> WHAT YOU SHOULD DO
Write out precisely the lines beginning with the line that contains "Convert this screenshot" and ending with the last line of the entries, and no other lines.

> DATA
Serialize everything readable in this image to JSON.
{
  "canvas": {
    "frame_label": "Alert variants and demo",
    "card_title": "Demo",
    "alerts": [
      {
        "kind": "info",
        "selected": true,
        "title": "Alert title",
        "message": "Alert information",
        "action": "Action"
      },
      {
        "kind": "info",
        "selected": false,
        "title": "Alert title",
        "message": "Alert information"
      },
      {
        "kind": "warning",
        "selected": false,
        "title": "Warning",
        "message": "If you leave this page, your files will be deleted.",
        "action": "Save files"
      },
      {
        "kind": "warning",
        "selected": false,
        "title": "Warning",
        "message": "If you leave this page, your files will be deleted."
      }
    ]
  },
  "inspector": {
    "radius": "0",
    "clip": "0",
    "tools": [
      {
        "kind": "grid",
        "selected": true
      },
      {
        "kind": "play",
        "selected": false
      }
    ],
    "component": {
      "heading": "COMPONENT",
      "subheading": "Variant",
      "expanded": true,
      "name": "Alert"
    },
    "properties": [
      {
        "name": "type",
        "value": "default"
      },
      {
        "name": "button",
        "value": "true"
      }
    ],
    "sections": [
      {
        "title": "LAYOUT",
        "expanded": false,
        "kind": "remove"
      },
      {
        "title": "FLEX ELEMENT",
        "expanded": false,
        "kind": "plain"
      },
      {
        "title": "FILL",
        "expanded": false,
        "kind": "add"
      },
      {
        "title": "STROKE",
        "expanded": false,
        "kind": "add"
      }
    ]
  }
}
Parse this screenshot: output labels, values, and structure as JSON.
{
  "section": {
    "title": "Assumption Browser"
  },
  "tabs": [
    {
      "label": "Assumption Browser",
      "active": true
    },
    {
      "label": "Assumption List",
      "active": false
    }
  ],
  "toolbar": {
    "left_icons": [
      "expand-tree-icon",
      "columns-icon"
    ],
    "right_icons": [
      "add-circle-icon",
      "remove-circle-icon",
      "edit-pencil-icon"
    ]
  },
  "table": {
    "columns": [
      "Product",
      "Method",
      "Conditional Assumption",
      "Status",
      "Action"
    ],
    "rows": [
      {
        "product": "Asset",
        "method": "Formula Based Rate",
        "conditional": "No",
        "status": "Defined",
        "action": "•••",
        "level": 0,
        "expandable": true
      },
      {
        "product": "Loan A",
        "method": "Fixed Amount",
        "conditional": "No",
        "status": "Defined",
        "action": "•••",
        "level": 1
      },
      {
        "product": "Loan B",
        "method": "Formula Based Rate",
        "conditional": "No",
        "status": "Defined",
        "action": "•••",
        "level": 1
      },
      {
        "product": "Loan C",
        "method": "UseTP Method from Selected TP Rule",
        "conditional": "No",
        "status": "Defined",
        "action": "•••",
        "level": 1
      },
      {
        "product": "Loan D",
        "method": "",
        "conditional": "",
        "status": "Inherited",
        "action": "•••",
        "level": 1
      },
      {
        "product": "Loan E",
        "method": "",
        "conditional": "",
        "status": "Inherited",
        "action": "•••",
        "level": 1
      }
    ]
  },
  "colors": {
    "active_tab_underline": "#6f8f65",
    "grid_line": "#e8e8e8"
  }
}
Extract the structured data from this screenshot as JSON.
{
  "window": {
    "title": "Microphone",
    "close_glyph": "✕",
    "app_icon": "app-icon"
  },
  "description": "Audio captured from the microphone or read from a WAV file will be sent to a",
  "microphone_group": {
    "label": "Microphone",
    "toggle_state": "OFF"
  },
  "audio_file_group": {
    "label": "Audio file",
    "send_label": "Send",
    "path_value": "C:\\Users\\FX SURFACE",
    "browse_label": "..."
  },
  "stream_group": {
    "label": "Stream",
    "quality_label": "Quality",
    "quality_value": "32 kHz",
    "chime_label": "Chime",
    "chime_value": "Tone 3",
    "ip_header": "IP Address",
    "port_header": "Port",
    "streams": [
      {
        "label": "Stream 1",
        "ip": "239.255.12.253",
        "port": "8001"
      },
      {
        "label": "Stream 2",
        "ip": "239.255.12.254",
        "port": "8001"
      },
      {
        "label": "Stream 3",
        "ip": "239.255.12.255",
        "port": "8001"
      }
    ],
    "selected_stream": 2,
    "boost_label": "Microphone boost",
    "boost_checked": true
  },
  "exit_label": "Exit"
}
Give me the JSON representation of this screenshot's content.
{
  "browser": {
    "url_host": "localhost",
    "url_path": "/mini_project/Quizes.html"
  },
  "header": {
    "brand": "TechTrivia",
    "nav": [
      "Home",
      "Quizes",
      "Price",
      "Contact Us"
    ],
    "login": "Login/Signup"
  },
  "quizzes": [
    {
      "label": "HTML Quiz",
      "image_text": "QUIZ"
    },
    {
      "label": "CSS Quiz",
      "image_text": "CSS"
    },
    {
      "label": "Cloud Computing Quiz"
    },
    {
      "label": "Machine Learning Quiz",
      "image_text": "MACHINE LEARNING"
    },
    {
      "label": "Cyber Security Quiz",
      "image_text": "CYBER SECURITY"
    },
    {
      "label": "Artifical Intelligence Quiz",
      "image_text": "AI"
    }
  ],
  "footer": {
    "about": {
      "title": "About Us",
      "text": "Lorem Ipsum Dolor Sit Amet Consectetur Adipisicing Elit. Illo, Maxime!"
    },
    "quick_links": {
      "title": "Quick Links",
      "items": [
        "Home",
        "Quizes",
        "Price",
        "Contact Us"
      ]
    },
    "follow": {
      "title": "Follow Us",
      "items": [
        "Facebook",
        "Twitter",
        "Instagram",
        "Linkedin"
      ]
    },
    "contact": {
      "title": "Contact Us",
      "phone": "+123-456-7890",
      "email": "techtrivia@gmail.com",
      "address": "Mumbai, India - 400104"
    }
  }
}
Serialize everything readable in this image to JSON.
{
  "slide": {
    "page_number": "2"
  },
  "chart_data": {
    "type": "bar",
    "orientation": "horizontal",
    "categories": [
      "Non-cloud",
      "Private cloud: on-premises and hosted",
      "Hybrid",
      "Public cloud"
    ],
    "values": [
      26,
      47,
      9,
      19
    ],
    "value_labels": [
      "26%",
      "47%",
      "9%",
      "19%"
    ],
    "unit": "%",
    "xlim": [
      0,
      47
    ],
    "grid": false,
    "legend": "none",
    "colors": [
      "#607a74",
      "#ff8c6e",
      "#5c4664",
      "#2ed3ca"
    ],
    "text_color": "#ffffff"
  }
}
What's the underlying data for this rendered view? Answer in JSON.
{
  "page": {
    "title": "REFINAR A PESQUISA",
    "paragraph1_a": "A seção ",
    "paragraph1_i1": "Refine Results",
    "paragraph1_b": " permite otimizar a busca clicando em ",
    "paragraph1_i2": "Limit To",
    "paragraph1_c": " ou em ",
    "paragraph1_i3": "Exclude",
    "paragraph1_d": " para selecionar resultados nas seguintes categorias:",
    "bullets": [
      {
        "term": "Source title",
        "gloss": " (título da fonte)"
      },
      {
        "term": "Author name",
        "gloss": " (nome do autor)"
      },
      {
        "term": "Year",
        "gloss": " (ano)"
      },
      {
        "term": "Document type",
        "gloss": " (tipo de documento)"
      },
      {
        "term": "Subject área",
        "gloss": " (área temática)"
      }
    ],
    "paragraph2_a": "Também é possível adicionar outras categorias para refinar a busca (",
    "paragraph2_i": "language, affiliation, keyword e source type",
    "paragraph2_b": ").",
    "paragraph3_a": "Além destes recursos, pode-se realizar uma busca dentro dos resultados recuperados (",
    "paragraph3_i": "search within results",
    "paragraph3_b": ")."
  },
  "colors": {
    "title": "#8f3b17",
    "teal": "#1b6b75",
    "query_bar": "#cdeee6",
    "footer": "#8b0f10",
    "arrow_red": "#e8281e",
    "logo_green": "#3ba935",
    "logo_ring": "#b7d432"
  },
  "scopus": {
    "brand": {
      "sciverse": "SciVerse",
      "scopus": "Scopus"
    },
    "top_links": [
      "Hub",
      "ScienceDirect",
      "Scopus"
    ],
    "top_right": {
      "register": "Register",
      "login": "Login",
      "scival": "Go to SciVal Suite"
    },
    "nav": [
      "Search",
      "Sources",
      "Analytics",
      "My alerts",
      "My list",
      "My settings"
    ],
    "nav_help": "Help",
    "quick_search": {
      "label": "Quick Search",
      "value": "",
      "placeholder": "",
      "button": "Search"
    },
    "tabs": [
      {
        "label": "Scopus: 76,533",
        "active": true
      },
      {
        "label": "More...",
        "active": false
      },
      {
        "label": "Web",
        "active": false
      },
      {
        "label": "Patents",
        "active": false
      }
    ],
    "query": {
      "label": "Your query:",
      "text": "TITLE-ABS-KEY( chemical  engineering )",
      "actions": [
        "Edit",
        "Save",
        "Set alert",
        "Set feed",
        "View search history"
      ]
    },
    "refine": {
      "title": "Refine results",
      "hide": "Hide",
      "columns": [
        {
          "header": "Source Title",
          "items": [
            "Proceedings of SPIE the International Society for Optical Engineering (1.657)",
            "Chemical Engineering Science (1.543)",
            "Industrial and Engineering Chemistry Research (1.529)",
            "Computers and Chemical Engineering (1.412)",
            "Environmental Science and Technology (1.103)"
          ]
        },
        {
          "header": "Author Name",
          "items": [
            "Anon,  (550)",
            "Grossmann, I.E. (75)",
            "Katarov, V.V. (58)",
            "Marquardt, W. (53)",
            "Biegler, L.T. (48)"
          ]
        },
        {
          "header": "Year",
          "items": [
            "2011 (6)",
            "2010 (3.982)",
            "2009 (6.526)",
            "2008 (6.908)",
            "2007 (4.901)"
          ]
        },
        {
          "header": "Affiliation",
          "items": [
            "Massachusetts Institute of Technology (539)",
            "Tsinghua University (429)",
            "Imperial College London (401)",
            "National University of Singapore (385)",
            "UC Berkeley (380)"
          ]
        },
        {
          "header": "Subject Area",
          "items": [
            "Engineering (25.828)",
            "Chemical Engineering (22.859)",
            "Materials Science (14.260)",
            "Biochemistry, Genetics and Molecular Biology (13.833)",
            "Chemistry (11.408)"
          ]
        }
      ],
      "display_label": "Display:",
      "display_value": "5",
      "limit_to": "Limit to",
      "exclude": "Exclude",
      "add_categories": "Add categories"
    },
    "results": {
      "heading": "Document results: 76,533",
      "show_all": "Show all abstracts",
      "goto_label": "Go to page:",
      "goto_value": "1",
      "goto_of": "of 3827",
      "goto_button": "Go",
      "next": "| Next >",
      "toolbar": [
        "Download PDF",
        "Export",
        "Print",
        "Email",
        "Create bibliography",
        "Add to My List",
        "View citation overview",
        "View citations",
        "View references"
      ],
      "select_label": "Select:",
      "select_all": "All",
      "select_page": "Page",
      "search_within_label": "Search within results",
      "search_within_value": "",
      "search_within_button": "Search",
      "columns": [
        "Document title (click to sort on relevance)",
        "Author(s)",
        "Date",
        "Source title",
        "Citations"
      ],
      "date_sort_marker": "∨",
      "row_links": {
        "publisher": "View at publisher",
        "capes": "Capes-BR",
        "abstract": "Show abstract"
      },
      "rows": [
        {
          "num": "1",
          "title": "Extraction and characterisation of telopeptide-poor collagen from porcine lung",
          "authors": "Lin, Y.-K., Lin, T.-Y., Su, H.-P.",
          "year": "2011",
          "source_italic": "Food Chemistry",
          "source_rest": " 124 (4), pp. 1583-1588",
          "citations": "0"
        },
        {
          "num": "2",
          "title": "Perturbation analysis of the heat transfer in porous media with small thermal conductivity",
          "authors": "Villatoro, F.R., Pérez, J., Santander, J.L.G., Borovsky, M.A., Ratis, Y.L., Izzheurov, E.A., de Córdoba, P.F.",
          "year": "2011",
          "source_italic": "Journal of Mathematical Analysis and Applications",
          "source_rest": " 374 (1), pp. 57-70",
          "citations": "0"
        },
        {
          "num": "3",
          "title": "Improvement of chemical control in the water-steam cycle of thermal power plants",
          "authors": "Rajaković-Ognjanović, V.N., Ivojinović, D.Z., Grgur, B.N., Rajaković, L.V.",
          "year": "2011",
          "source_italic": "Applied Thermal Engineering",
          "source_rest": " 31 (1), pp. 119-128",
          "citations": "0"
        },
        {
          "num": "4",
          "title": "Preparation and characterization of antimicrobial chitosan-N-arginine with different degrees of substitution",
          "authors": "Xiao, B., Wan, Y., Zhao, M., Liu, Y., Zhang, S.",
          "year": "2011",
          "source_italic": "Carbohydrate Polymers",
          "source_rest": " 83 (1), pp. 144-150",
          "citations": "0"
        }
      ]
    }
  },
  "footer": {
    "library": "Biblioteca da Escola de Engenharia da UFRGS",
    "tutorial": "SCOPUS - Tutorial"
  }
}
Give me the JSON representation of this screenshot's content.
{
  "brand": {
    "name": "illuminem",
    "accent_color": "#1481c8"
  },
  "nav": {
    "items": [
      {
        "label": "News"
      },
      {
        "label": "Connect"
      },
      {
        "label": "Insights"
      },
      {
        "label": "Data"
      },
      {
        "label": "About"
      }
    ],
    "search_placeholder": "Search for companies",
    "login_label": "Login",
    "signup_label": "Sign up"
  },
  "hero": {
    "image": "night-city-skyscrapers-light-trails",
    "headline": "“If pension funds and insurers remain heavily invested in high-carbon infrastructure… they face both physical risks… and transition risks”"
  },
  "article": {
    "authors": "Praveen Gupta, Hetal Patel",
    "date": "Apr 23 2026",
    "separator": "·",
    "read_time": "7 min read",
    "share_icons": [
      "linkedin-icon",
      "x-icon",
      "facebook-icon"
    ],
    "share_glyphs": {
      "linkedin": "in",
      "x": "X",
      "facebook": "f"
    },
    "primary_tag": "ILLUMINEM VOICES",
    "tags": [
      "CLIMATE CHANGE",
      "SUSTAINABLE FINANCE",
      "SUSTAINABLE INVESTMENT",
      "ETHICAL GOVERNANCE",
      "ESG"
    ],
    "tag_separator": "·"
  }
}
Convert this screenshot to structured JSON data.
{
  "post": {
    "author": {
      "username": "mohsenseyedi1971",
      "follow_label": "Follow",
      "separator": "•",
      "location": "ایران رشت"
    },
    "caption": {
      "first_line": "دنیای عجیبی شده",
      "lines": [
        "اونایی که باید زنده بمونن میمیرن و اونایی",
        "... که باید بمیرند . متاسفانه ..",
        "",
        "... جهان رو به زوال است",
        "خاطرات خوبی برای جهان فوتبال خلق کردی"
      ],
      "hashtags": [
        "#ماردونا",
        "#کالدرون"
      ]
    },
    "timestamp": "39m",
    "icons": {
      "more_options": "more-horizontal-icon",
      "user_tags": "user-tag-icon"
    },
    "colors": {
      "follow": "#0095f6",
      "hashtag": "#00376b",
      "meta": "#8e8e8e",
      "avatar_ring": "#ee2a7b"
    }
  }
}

> OUTPUT FOR THIS TASK
Convert this screenshot to structured JSON data.
{
  "post": {
    "author": {
      "username": "mohsenseyedi1971",
      "follow_label": "Follow",
      "separator": "•",
      "location": "ایران رشت"
    },
    "caption": {
      "first_line": "دنیای عجیبی شده",
      "lines": [
        "اونایی که باید زنده بمونن میمیرن و اونایی",
        "... که باید بمیرند . متاسفانه ..",
        "",
        "... جهان رو به زوال است",
        "خاطرات خوبی برای جهان فوتبال خلق کردی"
      ],
      "hashtags": [
        "#ماردونا",
        "#کالدرون"
      ]
    },
    "timestamp": "39m",
    "icons": {
      "more_options": "more-horizontal-icon",
      "user_tags": "user-tag-icon"
    },
    "colors": {
      "follow": "#0095f6",
      "hashtag": "#00376b",
      "meta": "#8e8e8e",
      "avatar_ring": "#ee2a7b"
    }
  }
}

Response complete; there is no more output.